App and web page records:
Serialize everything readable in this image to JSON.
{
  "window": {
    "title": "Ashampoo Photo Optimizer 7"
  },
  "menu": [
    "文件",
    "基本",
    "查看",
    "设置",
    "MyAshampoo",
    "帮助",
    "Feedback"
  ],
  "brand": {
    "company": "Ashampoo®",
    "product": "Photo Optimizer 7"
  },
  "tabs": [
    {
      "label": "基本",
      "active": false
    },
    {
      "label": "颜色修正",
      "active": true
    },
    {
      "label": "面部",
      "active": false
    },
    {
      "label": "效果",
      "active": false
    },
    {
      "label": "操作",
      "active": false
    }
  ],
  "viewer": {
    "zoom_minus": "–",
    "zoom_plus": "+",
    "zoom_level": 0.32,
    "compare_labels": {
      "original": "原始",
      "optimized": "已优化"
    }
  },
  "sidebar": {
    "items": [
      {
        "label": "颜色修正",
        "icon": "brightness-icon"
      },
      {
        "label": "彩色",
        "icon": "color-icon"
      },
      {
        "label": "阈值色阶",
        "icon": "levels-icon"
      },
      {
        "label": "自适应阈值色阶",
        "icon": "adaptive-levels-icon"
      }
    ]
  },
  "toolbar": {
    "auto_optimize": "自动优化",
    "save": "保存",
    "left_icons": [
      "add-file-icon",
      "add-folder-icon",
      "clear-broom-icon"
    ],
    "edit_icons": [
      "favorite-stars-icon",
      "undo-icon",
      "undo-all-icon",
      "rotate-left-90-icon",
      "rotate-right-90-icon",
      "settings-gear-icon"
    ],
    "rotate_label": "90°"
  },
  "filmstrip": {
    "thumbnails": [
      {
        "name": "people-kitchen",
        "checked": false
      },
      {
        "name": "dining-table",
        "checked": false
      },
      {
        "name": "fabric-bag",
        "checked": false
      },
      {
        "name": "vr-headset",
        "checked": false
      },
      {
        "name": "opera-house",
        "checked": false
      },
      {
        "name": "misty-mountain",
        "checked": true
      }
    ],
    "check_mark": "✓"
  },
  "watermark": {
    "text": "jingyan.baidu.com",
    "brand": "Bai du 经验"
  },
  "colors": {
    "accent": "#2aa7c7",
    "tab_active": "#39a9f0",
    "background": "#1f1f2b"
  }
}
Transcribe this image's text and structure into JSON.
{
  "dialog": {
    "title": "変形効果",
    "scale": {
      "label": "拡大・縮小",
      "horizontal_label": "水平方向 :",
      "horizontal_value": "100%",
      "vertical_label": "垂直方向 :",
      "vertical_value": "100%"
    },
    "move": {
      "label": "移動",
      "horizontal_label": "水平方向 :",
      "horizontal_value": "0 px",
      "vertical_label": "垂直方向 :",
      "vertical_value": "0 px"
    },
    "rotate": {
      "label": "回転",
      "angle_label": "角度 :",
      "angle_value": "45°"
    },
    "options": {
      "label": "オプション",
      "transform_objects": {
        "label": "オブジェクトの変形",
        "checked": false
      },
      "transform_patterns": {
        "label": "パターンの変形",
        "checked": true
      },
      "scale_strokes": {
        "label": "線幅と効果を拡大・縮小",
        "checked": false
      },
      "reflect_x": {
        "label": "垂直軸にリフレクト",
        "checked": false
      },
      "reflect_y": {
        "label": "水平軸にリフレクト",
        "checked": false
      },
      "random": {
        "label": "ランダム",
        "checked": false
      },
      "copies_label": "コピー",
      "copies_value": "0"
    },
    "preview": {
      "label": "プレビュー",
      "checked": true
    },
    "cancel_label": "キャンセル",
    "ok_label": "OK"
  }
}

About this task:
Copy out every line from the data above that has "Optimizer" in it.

Solution to this task:
    "title": "Ashampoo Photo Optimizer 7"
    "product": "Photo Optimizer 7"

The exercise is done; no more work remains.